*Information supplied*:
▶

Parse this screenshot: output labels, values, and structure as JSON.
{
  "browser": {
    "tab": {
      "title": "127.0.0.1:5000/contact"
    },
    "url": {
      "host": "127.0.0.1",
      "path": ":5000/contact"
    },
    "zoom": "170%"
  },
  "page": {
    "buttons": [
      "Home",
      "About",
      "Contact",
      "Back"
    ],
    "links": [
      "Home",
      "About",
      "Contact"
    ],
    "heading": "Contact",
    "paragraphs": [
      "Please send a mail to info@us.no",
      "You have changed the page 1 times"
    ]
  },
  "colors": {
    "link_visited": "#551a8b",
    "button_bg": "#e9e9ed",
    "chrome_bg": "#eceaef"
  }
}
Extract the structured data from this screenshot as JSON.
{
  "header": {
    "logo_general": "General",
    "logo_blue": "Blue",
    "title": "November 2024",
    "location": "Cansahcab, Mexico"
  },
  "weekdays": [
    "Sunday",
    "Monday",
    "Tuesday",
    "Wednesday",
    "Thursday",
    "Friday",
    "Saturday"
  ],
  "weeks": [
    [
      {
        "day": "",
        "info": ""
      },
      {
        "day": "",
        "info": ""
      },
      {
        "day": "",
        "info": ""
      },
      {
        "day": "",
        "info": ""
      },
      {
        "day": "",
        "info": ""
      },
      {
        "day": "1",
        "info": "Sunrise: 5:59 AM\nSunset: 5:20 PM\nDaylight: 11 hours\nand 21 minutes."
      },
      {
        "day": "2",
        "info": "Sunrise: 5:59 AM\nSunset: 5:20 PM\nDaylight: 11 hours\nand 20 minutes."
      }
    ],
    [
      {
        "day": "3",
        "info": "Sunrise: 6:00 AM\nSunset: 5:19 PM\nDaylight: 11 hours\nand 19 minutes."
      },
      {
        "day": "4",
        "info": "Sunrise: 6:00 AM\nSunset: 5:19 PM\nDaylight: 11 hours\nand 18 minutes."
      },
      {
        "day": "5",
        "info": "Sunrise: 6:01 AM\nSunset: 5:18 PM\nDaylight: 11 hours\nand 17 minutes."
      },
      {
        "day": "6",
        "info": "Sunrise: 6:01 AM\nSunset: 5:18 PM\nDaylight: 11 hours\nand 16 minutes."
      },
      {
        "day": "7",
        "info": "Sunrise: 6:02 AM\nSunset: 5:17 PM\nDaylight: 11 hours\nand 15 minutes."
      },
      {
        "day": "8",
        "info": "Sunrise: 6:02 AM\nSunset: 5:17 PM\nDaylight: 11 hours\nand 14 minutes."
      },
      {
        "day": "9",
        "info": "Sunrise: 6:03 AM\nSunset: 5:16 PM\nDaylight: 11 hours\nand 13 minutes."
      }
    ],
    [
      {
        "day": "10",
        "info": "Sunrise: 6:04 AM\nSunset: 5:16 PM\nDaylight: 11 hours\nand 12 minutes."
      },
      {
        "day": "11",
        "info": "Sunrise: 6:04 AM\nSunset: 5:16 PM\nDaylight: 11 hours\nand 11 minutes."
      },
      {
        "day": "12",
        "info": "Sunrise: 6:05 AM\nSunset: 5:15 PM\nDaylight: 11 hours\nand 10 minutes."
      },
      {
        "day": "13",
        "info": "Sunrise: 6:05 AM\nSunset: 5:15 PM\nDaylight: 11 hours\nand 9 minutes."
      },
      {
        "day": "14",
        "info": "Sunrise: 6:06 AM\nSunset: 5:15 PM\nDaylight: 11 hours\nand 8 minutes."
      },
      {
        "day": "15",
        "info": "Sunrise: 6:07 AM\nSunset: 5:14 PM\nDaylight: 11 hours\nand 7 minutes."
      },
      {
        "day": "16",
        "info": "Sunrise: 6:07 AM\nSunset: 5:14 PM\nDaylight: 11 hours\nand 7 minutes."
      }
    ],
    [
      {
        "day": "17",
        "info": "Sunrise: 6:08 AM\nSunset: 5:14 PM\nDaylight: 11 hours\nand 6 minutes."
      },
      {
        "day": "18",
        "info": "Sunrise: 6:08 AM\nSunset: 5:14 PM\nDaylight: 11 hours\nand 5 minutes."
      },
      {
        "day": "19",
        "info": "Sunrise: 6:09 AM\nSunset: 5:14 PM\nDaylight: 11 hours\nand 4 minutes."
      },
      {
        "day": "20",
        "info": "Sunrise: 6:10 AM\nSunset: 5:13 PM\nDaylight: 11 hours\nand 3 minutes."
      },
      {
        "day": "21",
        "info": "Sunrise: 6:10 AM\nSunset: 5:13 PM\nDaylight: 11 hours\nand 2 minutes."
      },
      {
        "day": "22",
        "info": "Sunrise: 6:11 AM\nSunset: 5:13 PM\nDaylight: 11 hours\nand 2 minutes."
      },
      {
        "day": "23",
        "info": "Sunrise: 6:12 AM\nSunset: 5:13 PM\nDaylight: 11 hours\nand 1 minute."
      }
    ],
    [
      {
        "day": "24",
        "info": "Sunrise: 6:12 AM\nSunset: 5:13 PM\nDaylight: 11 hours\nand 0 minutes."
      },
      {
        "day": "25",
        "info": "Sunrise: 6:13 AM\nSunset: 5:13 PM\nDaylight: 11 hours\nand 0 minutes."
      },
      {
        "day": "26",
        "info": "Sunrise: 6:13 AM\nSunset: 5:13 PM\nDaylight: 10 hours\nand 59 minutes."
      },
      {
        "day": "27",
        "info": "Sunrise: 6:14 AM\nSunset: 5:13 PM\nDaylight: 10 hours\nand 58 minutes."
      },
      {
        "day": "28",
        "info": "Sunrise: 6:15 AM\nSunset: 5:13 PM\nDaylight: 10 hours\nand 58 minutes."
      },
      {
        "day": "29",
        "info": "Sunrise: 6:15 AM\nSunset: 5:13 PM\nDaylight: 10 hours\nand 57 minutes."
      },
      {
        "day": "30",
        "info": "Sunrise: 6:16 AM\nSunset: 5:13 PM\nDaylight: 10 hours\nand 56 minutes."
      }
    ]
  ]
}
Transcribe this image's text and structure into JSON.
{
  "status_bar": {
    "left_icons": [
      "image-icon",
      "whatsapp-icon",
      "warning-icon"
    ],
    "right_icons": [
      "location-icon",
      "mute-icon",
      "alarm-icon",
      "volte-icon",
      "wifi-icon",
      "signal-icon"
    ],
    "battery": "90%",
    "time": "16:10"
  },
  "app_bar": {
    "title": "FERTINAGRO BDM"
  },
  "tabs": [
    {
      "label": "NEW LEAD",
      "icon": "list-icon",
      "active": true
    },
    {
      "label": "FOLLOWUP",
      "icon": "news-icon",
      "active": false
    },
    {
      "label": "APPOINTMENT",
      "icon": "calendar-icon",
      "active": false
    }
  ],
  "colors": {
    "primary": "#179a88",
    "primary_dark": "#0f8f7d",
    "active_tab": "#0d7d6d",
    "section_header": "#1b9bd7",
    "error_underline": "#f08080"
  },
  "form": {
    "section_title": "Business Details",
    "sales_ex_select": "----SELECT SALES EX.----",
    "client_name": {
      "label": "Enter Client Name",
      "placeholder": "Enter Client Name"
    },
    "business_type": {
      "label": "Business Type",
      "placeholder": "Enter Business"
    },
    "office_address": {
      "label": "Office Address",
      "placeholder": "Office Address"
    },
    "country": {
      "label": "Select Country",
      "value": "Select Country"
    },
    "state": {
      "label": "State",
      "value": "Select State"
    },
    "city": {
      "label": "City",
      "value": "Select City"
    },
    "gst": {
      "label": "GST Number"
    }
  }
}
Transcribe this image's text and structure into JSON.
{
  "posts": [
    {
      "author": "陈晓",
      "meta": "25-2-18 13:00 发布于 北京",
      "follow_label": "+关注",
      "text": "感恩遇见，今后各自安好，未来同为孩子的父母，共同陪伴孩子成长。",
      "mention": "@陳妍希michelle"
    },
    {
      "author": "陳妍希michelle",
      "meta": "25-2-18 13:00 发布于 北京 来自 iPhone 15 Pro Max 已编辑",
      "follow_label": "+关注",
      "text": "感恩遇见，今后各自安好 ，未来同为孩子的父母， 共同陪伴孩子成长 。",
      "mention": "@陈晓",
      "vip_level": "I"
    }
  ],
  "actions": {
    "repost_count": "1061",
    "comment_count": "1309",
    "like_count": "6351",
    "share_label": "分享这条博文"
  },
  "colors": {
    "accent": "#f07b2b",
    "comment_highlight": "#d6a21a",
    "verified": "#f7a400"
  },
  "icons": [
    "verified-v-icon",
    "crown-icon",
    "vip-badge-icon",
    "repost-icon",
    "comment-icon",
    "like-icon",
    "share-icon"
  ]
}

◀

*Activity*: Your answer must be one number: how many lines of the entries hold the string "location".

*Task output*: 2